--- Excerpted data ---

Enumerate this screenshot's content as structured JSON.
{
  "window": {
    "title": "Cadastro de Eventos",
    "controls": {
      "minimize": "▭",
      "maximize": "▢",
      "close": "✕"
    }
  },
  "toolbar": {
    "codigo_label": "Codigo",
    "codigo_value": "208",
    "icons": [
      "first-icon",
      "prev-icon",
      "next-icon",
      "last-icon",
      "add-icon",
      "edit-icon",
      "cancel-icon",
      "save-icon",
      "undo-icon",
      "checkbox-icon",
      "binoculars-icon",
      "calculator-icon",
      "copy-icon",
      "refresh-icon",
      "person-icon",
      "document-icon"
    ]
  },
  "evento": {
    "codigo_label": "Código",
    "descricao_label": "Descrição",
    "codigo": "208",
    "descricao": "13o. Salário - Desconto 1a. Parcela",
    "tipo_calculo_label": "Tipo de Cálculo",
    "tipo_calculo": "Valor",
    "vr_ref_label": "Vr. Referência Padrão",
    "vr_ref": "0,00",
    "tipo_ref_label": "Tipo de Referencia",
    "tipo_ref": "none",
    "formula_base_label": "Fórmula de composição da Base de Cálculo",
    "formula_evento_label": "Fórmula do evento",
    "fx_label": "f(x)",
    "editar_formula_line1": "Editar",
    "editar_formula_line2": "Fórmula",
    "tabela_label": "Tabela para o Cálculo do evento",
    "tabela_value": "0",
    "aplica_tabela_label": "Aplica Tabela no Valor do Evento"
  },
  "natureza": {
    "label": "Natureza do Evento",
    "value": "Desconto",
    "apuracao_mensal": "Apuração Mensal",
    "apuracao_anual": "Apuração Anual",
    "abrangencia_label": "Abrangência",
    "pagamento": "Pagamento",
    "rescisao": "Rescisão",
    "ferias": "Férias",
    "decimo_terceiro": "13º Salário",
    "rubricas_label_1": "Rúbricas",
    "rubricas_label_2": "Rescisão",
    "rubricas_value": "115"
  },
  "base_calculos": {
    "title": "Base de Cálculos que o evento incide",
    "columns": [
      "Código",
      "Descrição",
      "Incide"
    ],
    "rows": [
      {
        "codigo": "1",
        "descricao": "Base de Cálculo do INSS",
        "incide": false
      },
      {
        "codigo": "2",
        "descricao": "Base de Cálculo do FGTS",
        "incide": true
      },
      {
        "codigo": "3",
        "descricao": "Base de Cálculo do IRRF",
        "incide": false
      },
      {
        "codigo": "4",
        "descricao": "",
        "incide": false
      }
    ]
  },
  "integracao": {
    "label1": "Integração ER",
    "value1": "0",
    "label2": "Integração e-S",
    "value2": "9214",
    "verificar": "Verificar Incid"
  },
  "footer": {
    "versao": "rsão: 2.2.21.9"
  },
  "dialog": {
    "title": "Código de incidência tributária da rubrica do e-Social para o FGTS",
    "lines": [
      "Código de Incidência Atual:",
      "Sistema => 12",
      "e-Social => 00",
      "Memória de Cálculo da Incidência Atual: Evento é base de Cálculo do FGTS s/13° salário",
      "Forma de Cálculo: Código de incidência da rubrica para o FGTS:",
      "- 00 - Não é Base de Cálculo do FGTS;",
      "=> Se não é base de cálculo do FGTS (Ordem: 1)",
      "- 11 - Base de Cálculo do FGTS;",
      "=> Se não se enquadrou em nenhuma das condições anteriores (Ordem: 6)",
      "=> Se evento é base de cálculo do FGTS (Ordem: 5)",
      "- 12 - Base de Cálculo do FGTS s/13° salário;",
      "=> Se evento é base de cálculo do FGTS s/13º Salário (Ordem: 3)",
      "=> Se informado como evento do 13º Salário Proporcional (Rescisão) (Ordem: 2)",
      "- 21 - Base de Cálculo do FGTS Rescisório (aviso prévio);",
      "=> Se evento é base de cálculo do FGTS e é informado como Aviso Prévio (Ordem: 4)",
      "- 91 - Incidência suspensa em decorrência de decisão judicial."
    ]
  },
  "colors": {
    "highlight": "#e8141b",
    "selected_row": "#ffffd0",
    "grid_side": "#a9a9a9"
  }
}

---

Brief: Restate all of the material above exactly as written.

Task answer:
Enumerate this screenshot's content as structured JSON.
{
  "window": {
    "title": "Cadastro de Eventos",
    "controls": {
      "minimize": "▭",
      "maximize": "▢",
      "close": "✕"
    }
  },
  "toolbar": {
    "codigo_label": "Codigo",
    "codigo_value": "208",
    "icons": [
      "first-icon",
      "prev-icon",
      "next-icon",
      "last-icon",
      "add-icon",
      "edit-icon",
      "cancel-icon",
      "save-icon",
      "undo-icon",
      "checkbox-icon",
      "binoculars-icon",
      "calculator-icon",
      "copy-icon",
      "refresh-icon",
      "person-icon",
      "document-icon"
    ]
  },
  "evento": {
    "codigo_label": "Código",
    "descricao_label": "Descrição",
    "codigo": "208",
    "descricao": "13o. Salário - Desconto 1a. Parcela",
    "tipo_calculo_label": "Tipo de Cálculo",
    "tipo_calculo": "Valor",
    "vr_ref_label": "Vr. Referência Padrão",
    "vr_ref": "0,00",
    "tipo_ref_label": "Tipo de Referencia",
    "tipo_ref": "none",
    "formula_base_label": "Fórmula de composição da Base de Cálculo",
    "formula_evento_label": "Fórmula do evento",
    "fx_label": "f(x)",
    "editar_formula_line1": "Editar",
    "editar_formula_line2": "Fórmula",
    "tabela_label": "Tabela para o Cálculo do evento",
    "tabela_value": "0",
    "aplica_tabela_label": "Aplica Tabela no Valor do Evento"
  },
  "natureza": {
    "label": "Natureza do Evento",
    "value": "Desconto",
    "apuracao_mensal": "Apuração Mensal",
    "apuracao_anual": "Apuração Anual",
    "abrangencia_label": "Abrangência",
    "pagamento": "Pagamento",
    "rescisao": "Rescisão",
    "ferias": "Férias",
    "decimo_terceiro": "13º Salário",
    "rubricas_label_1": "Rúbricas",
    "rubricas_label_2": "Rescisão",
    "rubricas_value": "115"
  },
  "base_calculos": {
    "title": "Base de Cálculos que o evento incide",
    "columns": [
      "Código",
      "Descrição",
      "Incide"
    ],
    "rows": [
      {
        "codigo": "1",
        "descricao": "Base de Cálculo do INSS",
        "incide": false
      },
      {
        "codigo": "2",
        "descricao": "Base de Cálculo do FGTS",
        "incide": true
      },
      {
        "codigo": "3",
        "descricao": "Base de Cálculo do IRRF",
        "incide": false
      },
      {
        "codigo": "4",
        "descricao": "",
        "incide": false
      }
    ]
  },
  "integracao": {
    "label1": "Integração ER",
    "value1": "0",
    "label2": "Integração e-S",
    "value2": "9214",
    "verificar": "Verificar Incid"
  },
  "footer": {
    "versao": "rsão: 2.2.21.9"
  },
  "dialog": {
    "title": "Código de incidência tributária da rubrica do e-Social para o FGTS",
    "lines": [
      "Código de Incidência Atual:",
      "Sistema => 12",
      "e-Social => 00",
      "Memória de Cálculo da Incidência Atual: Evento é base de Cálculo do FGTS s/13° salário",
      "Forma de Cálculo: Código de incidência da rubrica para o FGTS:",
      "- 00 - Não é Base de Cálculo do FGTS;",
      "=> Se não é base de cálculo do FGTS (Ordem: 1)",
      "- 11 - Base de Cálculo do FGTS;",
      "=> Se não se enquadrou em nenhuma das condições anteriores (Ordem: 6)",
      "=> Se evento é base de cálculo do FGTS (Ordem: 5)",
      "- 12 - Base de Cálculo do FGTS s/13° salário;",
      "=> Se evento é base de cálculo do FGTS s/13º Salário (Ordem: 3)",
      "=> Se informado como evento do 13º Salário Proporcional (Rescisão) (Ordem: 2)",
      "- 21 - Base de Cálculo do FGTS Rescisório (aviso prévio);",
      "=> Se evento é base de cálculo do FGTS e é informado como Aviso Prévio (Ordem: 4)",
      "- 91 - Incidência suspensa em decorrência de decisão judicial."
    ]
  },
  "colors": {
    "highlight": "#e8141b",
    "selected_row": "#ffffd0",
    "grid_side": "#a9a9a9"
  }
}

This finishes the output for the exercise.